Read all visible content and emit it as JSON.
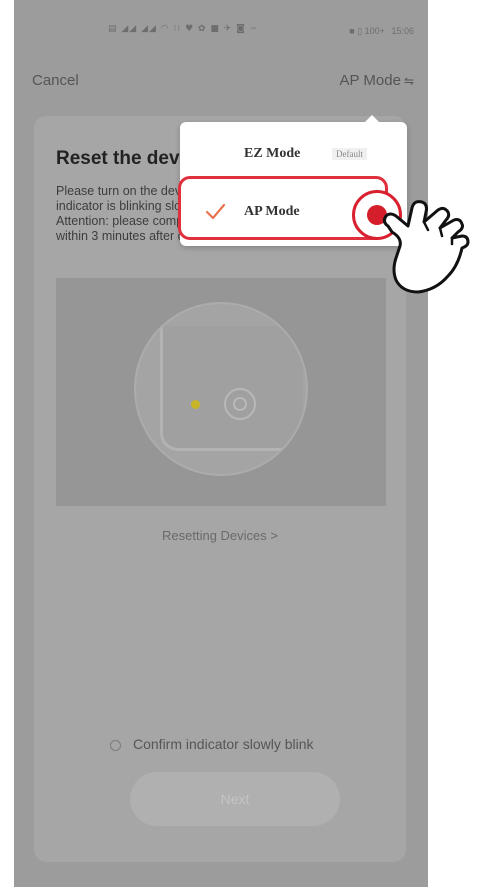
{
  "status_bar": {
    "time": "15:06",
    "battery": "■ ▯ 100+",
    "icons": [
      "signal-icon",
      "wifi-icon",
      "notification-icon"
    ]
  },
  "header": {
    "cancel_label": "Cancel",
    "mode_label": "AP Mode",
    "mode_icon": "swap-icon"
  },
  "card": {
    "title": "Reset the device",
    "instructions": [
      "Please turn on the device and confirm the",
      "indicator is blinking slowly.",
      "Attention: please complete the network pairing",
      "within 3 minutes after device reset."
    ],
    "resetting_link": "Resetting Devices >",
    "confirm_label": "Confirm indicator slowly blink",
    "next_label": "Next"
  },
  "mode_menu": {
    "items": [
      {
        "label": "EZ Mode",
        "tag": "Default",
        "selected": false
      },
      {
        "label": "AP Mode",
        "tag": "",
        "selected": true
      }
    ]
  },
  "colors": {
    "highlight": "#e0303d",
    "check": "#e8744f"
  }
}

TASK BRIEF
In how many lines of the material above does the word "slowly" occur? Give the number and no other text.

RESPONSE BOX
2